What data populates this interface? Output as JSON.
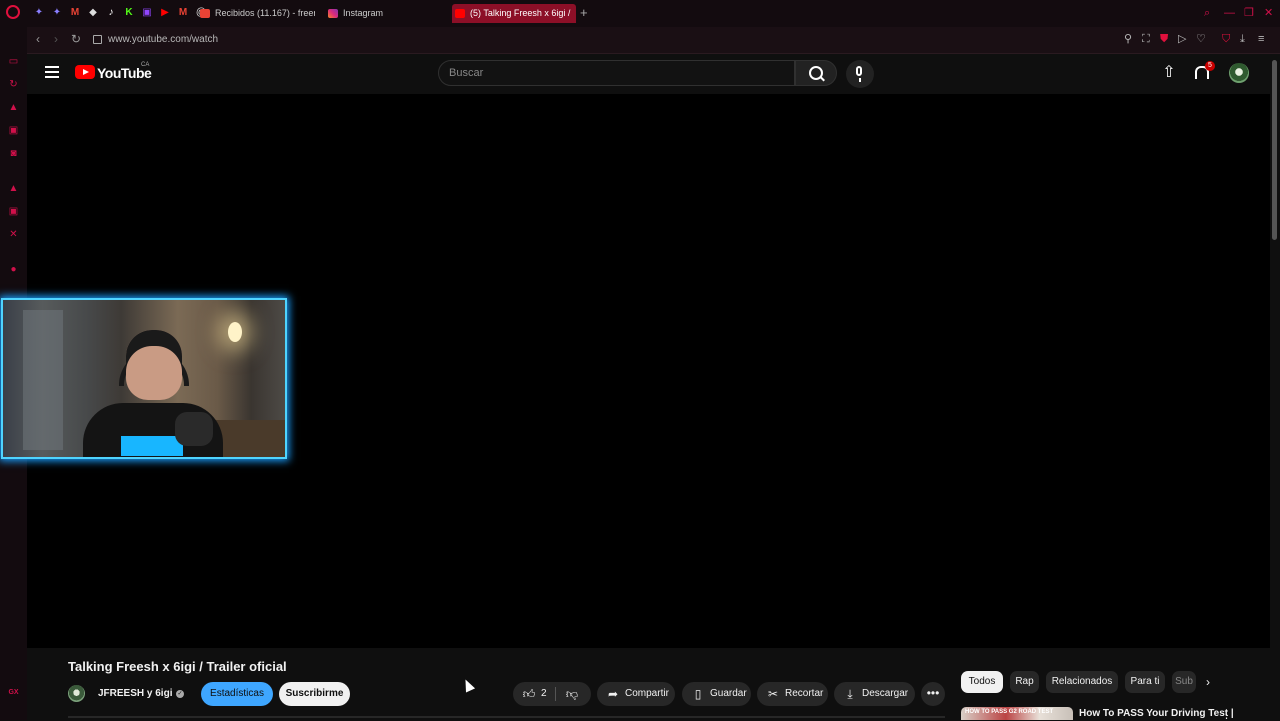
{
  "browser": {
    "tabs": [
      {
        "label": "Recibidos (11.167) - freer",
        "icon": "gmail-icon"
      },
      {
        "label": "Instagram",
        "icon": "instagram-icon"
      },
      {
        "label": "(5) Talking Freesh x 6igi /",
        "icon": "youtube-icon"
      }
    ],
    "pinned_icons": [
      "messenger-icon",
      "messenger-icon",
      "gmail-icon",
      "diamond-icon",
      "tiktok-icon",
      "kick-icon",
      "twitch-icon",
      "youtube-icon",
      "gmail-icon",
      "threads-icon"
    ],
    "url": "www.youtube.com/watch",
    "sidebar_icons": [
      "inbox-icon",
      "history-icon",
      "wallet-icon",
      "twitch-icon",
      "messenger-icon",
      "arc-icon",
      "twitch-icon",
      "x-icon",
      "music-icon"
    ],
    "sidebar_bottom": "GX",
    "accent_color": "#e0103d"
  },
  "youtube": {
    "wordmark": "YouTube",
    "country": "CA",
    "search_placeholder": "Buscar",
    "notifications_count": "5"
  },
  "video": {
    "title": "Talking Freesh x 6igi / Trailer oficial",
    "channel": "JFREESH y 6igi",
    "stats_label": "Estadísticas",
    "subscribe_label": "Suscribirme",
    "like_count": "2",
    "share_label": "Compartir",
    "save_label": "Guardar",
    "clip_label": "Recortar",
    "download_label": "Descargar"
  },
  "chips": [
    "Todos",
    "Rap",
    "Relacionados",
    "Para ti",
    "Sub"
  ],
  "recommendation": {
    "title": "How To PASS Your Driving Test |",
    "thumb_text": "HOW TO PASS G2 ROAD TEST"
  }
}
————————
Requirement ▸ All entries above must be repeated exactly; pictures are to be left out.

Response to the exercise ▸
What data populates this interface? Output as JSON.
{
  "browser": {
    "tabs": [
      {
        "label": "Recibidos (11.167) - freer",
        "icon": "gmail-icon"
      },
      {
        "label": "Instagram",
        "icon": "instagram-icon"
      },
      {
        "label": "(5) Talking Freesh x 6igi /",
        "icon": "youtube-icon"
      }
    ],
    "pinned_icons": [
      "messenger-icon",
      "messenger-icon",
      "gmail-icon",
      "diamond-icon",
      "tiktok-icon",
      "kick-icon",
      "twitch-icon",
      "youtube-icon",
      "gmail-icon",
      "threads-icon"
    ],
    "url": "www.youtube.com/watch",
    "sidebar_icons": [
      "inbox-icon",
      "history-icon",
      "wallet-icon",
      "twitch-icon",
      "messenger-icon",
      "arc-icon",
      "twitch-icon",
      "x-icon",
      "music-icon"
    ],
    "sidebar_bottom": "GX",
    "accent_color": "#e0103d"
  },
  "youtube": {
    "wordmark": "YouTube",
    "country": "CA",
    "search_placeholder": "Buscar",
    "notifications_count": "5"
  },
  "video": {
    "title": "Talking Freesh x 6igi / Trailer oficial",
    "channel": "JFREESH y 6igi",
    "stats_label": "Estadísticas",
    "subscribe_label": "Suscribirme",
    "like_count": "2",
    "share_label": "Compartir",
    "save_label": "Guardar",
    "clip_label": "Recortar",
    "download_label": "Descargar"
  },
  "chips": [
    "Todos",
    "Rap",
    "Relacionados",
    "Para ti",
    "Sub"
  ],
  "recommendation": {
    "title": "How To PASS Your Driving Test |",
    "thumb_text": "HOW TO PASS G2 ROAD TEST"
  }
}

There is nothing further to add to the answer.